The Story Until Now provides the wonderful opportunity to revisit the long and distinguished career of a singular American voice. Much to her credit, Kit Reed is a difficult writer to categorize. Her novels and short stories traffic in science fiction and fabulism, in the surreal and the fantastic, sometimes separately and sometimes all at once. She has described her fiction, quite appropriately, as “trans-genred” and it has earned her a Guggenheim fellowship among other awards.
What’s most impressive about this new greatest-hits collection isn’t the range of styles at Reed’s command or the stunning genius of her unique vision or even the strange timeliness of stories written decades ago. No. What makes The Story Until Now so spectacular is that it demonstrates the extent to which contemporary, literary fiction is finally catching up to the sorts of stories she has been penning for half a century.
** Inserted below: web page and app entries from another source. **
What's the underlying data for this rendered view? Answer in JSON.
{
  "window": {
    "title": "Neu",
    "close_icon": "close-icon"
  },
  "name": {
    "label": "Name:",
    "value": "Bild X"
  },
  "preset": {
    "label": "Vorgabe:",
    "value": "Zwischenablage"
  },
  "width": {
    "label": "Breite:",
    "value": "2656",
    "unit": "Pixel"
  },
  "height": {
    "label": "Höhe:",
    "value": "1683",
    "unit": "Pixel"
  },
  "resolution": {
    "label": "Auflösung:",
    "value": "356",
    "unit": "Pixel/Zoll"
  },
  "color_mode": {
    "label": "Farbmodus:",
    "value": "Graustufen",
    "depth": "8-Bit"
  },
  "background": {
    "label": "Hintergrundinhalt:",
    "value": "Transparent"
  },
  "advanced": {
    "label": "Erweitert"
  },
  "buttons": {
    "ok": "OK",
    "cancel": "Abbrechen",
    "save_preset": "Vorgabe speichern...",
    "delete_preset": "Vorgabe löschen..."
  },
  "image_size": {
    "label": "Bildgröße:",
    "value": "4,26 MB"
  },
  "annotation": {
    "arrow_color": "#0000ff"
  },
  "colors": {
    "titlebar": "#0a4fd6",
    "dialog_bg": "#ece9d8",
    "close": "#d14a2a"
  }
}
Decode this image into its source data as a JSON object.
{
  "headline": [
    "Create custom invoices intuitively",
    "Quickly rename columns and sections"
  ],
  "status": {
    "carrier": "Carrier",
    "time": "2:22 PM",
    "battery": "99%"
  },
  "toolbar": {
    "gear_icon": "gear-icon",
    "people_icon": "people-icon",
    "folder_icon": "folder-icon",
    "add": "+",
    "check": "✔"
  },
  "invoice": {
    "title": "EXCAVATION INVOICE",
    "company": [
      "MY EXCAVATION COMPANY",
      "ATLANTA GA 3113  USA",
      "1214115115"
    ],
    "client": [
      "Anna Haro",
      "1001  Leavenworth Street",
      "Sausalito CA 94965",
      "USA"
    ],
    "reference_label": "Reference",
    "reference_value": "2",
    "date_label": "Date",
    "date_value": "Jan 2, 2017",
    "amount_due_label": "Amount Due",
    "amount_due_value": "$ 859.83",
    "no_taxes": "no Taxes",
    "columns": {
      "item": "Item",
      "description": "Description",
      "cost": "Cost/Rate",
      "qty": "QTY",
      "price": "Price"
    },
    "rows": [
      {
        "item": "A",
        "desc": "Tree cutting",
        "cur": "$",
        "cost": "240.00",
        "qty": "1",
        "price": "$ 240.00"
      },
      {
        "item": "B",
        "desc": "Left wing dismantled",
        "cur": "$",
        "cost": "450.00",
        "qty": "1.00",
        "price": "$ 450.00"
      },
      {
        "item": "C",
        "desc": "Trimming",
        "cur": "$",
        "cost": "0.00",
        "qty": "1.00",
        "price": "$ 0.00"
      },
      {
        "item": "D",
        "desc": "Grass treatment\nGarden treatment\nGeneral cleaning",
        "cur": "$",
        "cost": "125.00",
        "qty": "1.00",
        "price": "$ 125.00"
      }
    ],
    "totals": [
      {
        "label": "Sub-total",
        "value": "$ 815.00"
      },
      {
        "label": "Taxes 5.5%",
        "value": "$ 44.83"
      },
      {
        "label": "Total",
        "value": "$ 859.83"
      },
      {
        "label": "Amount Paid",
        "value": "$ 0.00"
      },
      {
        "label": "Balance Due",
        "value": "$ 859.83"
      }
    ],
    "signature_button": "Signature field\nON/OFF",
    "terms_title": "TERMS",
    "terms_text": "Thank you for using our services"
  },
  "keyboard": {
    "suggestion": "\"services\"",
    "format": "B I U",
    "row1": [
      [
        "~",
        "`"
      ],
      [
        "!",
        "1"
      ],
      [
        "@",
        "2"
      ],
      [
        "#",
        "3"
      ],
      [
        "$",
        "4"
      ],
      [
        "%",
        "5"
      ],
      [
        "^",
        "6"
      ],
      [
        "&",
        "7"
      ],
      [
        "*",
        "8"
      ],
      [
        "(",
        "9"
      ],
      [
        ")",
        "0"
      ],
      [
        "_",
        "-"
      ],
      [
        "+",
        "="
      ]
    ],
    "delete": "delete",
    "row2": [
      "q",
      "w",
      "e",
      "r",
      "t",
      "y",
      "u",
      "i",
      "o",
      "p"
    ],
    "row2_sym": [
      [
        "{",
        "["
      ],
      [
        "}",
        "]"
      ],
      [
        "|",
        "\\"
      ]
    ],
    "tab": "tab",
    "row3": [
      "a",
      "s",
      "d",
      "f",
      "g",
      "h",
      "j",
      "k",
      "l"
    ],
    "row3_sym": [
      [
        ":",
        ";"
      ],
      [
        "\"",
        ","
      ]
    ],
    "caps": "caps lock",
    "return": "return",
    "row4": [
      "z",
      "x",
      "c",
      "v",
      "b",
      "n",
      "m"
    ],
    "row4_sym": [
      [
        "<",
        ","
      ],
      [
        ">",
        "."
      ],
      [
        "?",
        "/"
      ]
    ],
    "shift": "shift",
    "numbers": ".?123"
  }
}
The earliest story here ( Piggy) first appeared in 1962 and the most recent ( The Legend of Troop) just this year. Only 1979’s The Weremother, about a mother of two who turns into a snarling beast, appears to be previously unpublished. Reed’s major themes include the breakdown of our therapeutic institutions ( Wherein We Enter the Museum and High Rise High), Kafkaesque flights of fancy ( Sisohpromatem and On the Penal Colony) and, most notably, animals ( Monkey Do, the unqualified classic Automatic Tiger). Many of these stories feel like parables, but Reed is too smart to be pinned down with easy, pedantic explanations. These are stories more content to ask questions than answer them.
In High Rise High, a teacher at a fortress-like high school asks an unhinged kid named Johnny to play a fairy in a production of Midsummer Night’s Dream, but the request doesn’t go over well, and the inmates/students start a riot and take prisoners. The brave and diminutive Agent Betsy goes in undercover to defuse the situation before the mayor can nuke the entire building. Reed’s use of second person narration makes the situation all the more intense.
Some of the other standouts here include The Bride of Bigfoot, Incursions and Song of the Black Dog, which features a canny canine that can sniff out people who are soon to die. My favorite here might be Automatic Tiger, which while wholly original brings to mind Haruki Murakami and Nathanael West. Think about that for a moment. In the story, an exotic pet inspires a new confidence in the everyday working sap who owns it, but the hubris that follows leads him far astray.
The Story Until Now provides many, many hours of thought provocation and pleasure, but Reed’s greatest contributions to American letters might be her willingness and ability to storm the gates and break down the barriers that prevent science fiction and fantasy from getting the critical attention it so richly deserves.
Andrew Ervin is the author of a collection of novellas “Extraordinary Renditions.”